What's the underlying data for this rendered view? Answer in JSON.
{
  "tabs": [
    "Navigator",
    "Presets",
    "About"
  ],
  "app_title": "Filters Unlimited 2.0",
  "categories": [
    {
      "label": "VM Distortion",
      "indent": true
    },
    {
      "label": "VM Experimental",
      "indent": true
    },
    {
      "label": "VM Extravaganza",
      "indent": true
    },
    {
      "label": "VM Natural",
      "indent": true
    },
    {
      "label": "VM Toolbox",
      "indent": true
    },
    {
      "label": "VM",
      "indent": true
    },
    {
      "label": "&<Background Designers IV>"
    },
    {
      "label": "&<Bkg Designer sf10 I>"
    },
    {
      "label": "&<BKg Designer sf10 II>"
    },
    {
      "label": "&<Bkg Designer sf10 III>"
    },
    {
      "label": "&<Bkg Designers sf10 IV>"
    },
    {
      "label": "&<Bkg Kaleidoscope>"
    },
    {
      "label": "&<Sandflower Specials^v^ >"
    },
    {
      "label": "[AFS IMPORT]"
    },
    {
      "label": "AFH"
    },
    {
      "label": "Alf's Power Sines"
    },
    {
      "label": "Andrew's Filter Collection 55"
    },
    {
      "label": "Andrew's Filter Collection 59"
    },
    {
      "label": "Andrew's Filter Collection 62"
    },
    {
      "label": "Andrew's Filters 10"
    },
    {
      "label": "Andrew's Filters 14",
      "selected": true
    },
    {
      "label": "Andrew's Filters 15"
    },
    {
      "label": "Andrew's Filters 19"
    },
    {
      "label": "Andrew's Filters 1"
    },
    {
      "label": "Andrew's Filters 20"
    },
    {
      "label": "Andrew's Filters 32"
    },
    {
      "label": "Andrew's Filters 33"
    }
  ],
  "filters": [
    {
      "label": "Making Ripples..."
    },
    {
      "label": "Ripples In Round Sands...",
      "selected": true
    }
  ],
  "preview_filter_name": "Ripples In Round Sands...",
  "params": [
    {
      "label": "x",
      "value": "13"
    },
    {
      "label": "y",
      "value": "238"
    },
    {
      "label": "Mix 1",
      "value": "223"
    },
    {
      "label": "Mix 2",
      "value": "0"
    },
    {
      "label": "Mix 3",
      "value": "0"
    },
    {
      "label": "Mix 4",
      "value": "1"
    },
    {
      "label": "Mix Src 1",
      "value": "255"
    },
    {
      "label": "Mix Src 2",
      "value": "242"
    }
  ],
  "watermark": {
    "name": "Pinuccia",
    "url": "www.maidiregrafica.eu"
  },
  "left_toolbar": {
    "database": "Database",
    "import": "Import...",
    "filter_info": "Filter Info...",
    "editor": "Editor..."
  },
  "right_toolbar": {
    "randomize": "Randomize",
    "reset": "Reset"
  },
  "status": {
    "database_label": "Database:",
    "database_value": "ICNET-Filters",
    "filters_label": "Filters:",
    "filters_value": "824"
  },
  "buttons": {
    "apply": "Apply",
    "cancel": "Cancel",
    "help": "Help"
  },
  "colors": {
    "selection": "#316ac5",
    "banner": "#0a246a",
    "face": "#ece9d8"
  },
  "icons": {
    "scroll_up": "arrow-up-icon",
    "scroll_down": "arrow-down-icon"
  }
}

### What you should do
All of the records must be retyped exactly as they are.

### Response for this exercise
What's the underlying data for this rendered view? Answer in JSON.
{
  "tabs": [
    "Navigator",
    "Presets",
    "About"
  ],
  "app_title": "Filters Unlimited 2.0",
  "categories": [
    {
      "label": "VM Distortion",
      "indent": true
    },
    {
      "label": "VM Experimental",
      "indent": true
    },
    {
      "label": "VM Extravaganza",
      "indent": true
    },
    {
      "label": "VM Natural",
      "indent": true
    },
    {
      "label": "VM Toolbox",
      "indent": true
    },
    {
      "label": "VM",
      "indent": true
    },
    {
      "label": "&<Background Designers IV>"
    },
    {
      "label": "&<Bkg Designer sf10 I>"
    },
    {
      "label": "&<BKg Designer sf10 II>"
    },
    {
      "label": "&<Bkg Designer sf10 III>"
    },
    {
      "label": "&<Bkg Designers sf10 IV>"
    },
    {
      "label": "&<Bkg Kaleidoscope>"
    },
    {
      "label": "&<Sandflower Specials^v^ >"
    },
    {
      "label": "[AFS IMPORT]"
    },
    {
      "label": "AFH"
    },
    {
      "label": "Alf's Power Sines"
    },
    {
      "label": "Andrew's Filter Collection 55"
    },
    {
      "label": "Andrew's Filter Collection 59"
    },
    {
      "label": "Andrew's Filter Collection 62"
    },
    {
      "label": "Andrew's Filters 10"
    },
    {
      "label": "Andrew's Filters 14",
      "selected": true
    },
    {
      "label": "Andrew's Filters 15"
    },
    {
      "label": "Andrew's Filters 19"
    },
    {
      "label": "Andrew's Filters 1"
    },
    {
      "label": "Andrew's Filters 20"
    },
    {
      "label": "Andrew's Filters 32"
    },
    {
      "label": "Andrew's Filters 33"
    }
  ],
  "filters": [
    {
      "label": "Making Ripples..."
    },
    {
      "label": "Ripples In Round Sands...",
      "selected": true
    }
  ],
  "preview_filter_name": "Ripples In Round Sands...",
  "params": [
    {
      "label": "x",
      "value": "13"
    },
    {
      "label": "y",
      "value": "238"
    },
    {
      "label": "Mix 1",
      "value": "223"
    },
    {
      "label": "Mix 2",
      "value": "0"
    },
    {
      "label": "Mix 3",
      "value": "0"
    },
    {
      "label": "Mix 4",
      "value": "1"
    },
    {
      "label": "Mix Src 1",
      "value": "255"
    },
    {
      "label": "Mix Src 2",
      "value": "242"
    }
  ],
  "watermark": {
    "name": "Pinuccia",
    "url": "www.maidiregrafica.eu"
  },
  "left_toolbar": {
    "database": "Database",
    "import": "Import...",
    "filter_info": "Filter Info...",
    "editor": "Editor..."
  },
  "right_toolbar": {
    "randomize": "Randomize",
    "reset": "Reset"
  },
  "status": {
    "database_label": "Database:",
    "database_value": "ICNET-Filters",
    "filters_label": "Filters:",
    "filters_value": "824"
  },
  "buttons": {
    "apply": "Apply",
    "cancel": "Cancel",
    "help": "Help"
  },
  "colors": {
    "selection": "#316ac5",
    "banner": "#0a246a",
    "face": "#ece9d8"
  },
  "icons": {
    "scroll_up": "arrow-up-icon",
    "scroll_down": "arrow-down-icon"
  }
}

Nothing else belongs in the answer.